Use the fastest machine you can find. On a 3GHz Pentium 4 each simulation run (for problem size 1) takes about a minute. Use the ``top'' command to make sure you're not sharing it.

The most important output from the simulator is ``sim_cycle'' - the total number of cycles to complete the run. It's often also useful to look at ``sim_IPC'', the instructions per cycle - provided you always execute the same number of instructions. The time taken to perform the simulation ``sim_elapsed_time'' simply tells you how the simulator took.

Other outputs from the simulator can be helpful in guiding your search - eg ``ruu_full'', the proportion of cycles when the RUU is full.

To do this you need to write a shell script. You might find the following Bash script useful:

#!/bin/sh -f for ((x=2; x <= 128 ; x *= 2)) do echo -n "ruu-size" $x " " sim-outorder -ruu:size $x \ ./solver/csteady/csteady-ss inputs/courier1/ \ 2>&1 | grep sim_IPC doneThe output is delivered to the file ``results''. You can find this script in

scripts/ruu-loop.shSee also ``lsq-loop.sh''.

Try using the gnuplot program. Run the script above, and save the output in a file ``table''. Type ``gnuplot''. Then, at its prompt type:

set logscale x 2 plot [][] 'table' using 1:4 with linespointsTo save the plot as a postscript file, try:

set term postscript eps set output "psfile.ps" plot [][] 'table' using 1:4 with linespointsTry ``help postscript'', ``help plot'' etc for further details.

Compile the application using the ``-S'' flag.

cd solver/csteady ~phjk/simplescalar/bin/gcc -O3 -S csteady.cThe assembler code generated by the compiler is delivered in ``csteady.s''.

The compiler accepts many parameters to control optimisation. Try ``man gcc'' to read about them. For example, ``-funroll-loops'' encourages the compiler to unroll loops:

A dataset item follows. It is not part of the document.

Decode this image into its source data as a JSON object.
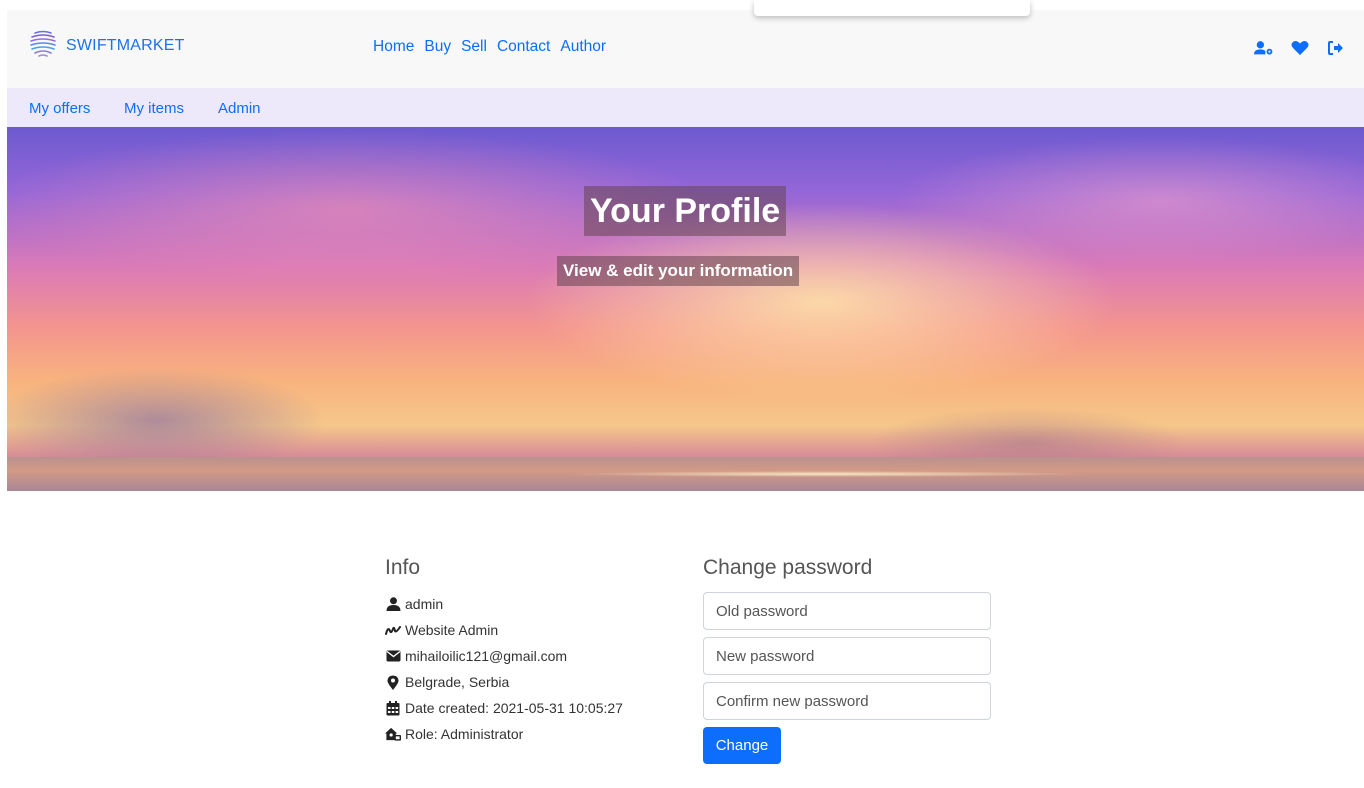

~phjk/simplescalar/bin/gcc -O3 -funroll-loops csteady.cDoes this improve the performance of the simulated machine? What happens to the IPC?

*Paul Kelly, Imperial College London, 2004*

- ... substantial.
^{1} - You can make much larger problem sizes using
`/scripts/MakeMatrices.sh 4`(410MBytes), or`./scripts/MakeMatrices.sh 5`(more than 1400MBytes).